For this exercise, copy out each line of the material below that includes "screenshot".

○ ○ ○ ○ ○

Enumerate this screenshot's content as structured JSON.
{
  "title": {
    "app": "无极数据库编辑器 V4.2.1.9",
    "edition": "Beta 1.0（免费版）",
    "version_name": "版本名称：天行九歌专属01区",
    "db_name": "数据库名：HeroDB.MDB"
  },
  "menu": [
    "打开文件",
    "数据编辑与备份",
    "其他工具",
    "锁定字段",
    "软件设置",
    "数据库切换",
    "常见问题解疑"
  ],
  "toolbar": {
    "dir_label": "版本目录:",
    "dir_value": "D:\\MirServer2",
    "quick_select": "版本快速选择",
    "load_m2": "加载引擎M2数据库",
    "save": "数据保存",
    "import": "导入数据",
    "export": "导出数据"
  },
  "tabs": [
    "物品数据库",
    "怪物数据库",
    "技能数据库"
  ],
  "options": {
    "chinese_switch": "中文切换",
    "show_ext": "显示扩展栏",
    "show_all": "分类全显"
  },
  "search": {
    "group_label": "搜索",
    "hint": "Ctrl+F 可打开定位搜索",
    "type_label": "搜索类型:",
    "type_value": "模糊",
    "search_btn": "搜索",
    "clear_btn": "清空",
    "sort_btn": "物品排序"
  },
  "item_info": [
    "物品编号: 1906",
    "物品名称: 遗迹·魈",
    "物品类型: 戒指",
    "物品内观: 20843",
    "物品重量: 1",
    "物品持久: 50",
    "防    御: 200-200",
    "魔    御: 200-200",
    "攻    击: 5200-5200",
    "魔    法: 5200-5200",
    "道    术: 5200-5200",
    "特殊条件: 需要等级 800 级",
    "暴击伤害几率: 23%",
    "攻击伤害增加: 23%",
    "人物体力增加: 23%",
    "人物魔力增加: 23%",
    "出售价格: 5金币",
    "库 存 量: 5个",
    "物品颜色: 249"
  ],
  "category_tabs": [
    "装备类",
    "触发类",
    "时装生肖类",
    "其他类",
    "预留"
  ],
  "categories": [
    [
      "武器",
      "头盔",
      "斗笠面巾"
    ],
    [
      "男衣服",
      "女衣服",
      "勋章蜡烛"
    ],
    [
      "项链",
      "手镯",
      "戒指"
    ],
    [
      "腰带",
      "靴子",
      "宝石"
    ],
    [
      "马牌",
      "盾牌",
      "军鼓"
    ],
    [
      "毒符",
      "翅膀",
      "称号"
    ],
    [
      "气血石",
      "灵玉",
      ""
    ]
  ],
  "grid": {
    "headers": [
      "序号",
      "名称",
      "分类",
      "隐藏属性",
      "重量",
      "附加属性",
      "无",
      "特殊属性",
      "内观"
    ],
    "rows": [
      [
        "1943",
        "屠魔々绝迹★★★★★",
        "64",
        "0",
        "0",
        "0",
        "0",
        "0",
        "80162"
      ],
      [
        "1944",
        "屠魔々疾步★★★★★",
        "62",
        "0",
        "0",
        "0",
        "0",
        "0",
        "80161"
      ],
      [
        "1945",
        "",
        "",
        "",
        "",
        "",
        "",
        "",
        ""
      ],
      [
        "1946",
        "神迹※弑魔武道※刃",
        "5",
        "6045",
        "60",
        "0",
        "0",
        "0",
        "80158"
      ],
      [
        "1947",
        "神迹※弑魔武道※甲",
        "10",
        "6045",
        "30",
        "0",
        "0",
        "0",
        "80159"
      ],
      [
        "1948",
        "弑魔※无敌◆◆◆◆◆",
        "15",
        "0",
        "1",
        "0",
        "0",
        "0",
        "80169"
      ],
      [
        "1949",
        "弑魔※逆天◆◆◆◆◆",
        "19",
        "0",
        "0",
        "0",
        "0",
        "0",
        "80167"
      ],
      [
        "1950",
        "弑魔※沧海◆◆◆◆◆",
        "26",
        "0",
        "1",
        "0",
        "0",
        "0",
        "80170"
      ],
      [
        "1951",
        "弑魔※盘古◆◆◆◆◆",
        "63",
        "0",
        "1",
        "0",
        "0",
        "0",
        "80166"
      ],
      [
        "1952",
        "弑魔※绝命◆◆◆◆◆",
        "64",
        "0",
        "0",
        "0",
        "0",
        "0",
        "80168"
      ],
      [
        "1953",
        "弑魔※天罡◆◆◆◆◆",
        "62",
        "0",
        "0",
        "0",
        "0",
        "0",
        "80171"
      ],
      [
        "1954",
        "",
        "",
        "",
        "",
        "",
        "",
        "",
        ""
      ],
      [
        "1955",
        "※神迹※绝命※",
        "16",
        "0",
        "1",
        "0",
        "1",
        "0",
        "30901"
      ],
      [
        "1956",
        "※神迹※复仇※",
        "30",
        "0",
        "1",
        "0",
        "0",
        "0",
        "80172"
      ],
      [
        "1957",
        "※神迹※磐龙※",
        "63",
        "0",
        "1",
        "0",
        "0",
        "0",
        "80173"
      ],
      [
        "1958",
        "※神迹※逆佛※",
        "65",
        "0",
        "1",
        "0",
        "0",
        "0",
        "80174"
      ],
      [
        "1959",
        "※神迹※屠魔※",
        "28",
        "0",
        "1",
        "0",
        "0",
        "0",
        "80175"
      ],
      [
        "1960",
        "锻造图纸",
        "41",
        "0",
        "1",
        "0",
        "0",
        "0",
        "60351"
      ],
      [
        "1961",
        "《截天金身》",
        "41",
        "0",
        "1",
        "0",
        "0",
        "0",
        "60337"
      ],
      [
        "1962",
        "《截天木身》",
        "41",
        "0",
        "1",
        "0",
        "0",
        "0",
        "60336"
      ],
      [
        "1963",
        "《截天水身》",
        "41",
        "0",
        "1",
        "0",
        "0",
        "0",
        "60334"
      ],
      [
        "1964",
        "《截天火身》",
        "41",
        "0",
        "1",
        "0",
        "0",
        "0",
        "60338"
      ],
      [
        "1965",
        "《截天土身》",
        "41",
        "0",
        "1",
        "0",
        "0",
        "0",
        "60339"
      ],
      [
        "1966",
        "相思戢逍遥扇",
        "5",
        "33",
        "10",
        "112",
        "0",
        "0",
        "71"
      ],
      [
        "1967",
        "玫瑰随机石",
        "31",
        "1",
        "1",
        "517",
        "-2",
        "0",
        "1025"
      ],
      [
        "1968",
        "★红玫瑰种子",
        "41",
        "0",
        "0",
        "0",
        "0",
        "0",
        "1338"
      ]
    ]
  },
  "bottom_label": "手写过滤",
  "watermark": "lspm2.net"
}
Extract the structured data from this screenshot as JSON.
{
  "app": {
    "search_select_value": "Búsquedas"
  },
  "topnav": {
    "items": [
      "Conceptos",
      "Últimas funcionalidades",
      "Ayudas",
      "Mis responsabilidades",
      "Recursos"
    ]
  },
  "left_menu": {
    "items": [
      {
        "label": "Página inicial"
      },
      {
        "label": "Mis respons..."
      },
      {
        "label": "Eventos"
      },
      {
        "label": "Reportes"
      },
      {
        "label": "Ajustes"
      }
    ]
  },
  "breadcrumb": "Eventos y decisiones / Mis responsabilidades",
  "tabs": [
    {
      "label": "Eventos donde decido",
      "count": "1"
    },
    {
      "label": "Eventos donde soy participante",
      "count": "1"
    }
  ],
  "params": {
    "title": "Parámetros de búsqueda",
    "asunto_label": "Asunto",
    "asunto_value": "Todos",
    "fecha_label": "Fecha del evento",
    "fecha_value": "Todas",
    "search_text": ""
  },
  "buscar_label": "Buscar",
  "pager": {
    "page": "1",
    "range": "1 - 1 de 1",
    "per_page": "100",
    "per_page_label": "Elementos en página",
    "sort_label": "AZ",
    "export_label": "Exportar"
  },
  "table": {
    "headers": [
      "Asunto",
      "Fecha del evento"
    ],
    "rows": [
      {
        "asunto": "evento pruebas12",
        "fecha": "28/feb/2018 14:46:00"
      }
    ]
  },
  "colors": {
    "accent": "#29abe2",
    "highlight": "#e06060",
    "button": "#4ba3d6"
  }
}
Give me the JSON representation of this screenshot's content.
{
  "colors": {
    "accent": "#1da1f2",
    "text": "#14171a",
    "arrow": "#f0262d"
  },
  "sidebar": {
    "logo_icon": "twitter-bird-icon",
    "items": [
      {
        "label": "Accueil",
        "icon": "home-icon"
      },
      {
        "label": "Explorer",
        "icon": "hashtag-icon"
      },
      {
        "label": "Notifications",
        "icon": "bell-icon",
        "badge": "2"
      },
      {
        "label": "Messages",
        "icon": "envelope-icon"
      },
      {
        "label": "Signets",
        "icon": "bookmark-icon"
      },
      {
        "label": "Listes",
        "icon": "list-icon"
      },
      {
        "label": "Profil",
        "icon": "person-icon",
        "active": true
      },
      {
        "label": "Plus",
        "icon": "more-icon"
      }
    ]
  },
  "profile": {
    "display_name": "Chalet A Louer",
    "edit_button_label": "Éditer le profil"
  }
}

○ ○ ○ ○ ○

§ TASK ANSWER:
Enumerate this screenshot's content as structured JSON.
Extract the structured data from this screenshot as JSON.
Give me the JSON representation of this screenshot's content.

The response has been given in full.